**Data excerpts**
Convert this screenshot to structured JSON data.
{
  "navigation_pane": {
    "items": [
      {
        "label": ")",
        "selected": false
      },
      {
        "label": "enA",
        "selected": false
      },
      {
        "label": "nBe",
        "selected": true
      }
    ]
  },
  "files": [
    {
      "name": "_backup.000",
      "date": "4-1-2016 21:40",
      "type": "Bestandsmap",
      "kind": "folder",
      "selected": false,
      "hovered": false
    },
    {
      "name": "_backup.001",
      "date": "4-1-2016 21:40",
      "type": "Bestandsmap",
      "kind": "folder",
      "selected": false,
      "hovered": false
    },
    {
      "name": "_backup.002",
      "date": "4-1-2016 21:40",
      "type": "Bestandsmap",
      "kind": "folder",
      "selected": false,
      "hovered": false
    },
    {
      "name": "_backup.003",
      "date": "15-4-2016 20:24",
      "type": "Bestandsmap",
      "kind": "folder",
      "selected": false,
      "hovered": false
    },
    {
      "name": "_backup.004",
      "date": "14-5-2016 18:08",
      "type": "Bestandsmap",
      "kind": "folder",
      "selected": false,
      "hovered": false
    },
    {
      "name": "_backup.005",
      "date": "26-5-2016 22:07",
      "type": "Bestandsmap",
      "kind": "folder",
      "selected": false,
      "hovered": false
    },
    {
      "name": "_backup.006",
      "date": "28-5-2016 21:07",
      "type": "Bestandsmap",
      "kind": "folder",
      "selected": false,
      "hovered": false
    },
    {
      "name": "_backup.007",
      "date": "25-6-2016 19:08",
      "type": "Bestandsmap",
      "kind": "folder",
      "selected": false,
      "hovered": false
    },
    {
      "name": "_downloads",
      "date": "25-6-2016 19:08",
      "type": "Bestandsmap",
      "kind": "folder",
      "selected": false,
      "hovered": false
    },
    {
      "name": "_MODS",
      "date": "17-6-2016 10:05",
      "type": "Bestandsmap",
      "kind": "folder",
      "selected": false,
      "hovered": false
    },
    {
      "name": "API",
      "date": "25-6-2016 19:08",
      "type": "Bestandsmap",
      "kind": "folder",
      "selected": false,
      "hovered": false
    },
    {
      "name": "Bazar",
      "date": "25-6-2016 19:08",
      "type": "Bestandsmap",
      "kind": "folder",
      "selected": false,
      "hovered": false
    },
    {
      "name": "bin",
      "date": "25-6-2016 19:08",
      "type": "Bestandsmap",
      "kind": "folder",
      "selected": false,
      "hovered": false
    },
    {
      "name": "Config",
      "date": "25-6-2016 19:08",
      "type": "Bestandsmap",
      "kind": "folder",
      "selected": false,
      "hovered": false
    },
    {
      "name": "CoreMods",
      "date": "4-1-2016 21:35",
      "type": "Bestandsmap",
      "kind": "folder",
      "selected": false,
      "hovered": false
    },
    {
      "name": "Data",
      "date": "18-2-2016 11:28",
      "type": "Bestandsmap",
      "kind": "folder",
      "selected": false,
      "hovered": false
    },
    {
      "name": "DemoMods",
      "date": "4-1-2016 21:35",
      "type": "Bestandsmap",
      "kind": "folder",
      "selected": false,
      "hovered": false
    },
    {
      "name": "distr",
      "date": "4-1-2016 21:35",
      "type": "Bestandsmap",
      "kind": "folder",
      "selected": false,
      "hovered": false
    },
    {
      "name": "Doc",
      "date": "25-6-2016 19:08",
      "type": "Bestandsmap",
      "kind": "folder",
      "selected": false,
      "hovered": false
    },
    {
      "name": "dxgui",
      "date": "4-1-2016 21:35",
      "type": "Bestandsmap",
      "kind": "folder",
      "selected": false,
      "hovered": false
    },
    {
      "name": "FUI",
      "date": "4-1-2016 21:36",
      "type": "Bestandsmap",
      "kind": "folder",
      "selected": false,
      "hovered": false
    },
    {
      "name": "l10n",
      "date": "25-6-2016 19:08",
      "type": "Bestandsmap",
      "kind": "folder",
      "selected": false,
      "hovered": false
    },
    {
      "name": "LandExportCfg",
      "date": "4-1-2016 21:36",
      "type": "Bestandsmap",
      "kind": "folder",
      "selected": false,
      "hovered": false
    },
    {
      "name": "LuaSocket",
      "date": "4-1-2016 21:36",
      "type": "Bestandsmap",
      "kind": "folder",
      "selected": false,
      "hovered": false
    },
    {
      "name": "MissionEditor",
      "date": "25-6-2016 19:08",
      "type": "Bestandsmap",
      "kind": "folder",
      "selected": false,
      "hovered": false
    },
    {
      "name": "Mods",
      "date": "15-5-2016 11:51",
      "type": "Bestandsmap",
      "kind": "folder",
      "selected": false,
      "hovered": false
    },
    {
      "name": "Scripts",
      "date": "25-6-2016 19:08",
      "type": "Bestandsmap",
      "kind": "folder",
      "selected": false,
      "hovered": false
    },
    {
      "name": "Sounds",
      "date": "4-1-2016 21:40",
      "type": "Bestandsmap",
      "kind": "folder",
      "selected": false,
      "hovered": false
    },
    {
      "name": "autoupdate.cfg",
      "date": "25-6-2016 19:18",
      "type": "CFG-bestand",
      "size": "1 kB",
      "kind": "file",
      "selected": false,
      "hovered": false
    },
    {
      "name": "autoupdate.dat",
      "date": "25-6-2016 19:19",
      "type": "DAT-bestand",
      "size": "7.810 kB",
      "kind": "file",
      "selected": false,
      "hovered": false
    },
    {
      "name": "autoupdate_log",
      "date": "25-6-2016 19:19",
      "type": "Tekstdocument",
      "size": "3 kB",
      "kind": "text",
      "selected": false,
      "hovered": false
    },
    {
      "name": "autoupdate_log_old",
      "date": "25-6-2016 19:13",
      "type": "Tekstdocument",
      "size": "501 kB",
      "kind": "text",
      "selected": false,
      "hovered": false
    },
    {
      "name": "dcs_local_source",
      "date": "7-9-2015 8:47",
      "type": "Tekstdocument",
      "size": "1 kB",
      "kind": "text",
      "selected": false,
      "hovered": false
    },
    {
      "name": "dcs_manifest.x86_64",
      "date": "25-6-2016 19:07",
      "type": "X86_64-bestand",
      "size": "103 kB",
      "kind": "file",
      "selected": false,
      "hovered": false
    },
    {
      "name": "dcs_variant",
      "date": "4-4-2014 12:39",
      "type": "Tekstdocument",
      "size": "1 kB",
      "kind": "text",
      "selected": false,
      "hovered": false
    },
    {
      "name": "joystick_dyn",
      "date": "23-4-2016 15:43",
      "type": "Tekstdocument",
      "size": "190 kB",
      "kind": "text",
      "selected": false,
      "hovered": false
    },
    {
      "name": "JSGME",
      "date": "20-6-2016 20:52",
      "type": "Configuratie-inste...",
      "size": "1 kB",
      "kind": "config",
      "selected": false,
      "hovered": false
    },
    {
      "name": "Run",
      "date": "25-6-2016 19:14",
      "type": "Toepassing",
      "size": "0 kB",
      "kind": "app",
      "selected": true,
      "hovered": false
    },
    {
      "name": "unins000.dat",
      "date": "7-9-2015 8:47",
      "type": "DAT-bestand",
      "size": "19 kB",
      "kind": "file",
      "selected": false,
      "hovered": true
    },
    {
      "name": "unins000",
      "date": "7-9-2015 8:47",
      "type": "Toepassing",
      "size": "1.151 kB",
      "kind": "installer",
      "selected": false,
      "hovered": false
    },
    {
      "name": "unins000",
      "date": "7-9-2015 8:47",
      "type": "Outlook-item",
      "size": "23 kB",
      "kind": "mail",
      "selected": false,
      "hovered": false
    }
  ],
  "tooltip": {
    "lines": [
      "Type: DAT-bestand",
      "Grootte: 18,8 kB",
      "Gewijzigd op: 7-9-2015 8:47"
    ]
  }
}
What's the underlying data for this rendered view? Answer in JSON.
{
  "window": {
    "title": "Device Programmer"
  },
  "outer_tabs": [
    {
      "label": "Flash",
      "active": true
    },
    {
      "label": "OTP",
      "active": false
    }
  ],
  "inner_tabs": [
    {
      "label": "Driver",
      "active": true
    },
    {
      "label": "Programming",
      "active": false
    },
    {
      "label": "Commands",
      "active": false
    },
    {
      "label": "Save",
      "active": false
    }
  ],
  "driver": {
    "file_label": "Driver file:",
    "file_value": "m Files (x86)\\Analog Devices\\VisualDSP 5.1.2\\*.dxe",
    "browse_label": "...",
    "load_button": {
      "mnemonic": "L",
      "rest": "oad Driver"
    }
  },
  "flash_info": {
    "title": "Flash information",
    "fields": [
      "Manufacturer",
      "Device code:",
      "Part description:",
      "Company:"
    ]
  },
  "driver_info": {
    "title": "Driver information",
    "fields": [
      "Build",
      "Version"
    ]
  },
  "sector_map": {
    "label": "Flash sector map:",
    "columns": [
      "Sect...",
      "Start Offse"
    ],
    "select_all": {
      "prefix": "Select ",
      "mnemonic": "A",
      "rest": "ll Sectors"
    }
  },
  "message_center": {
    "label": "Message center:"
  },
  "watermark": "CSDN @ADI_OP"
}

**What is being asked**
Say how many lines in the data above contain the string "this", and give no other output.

**Exercise output**
2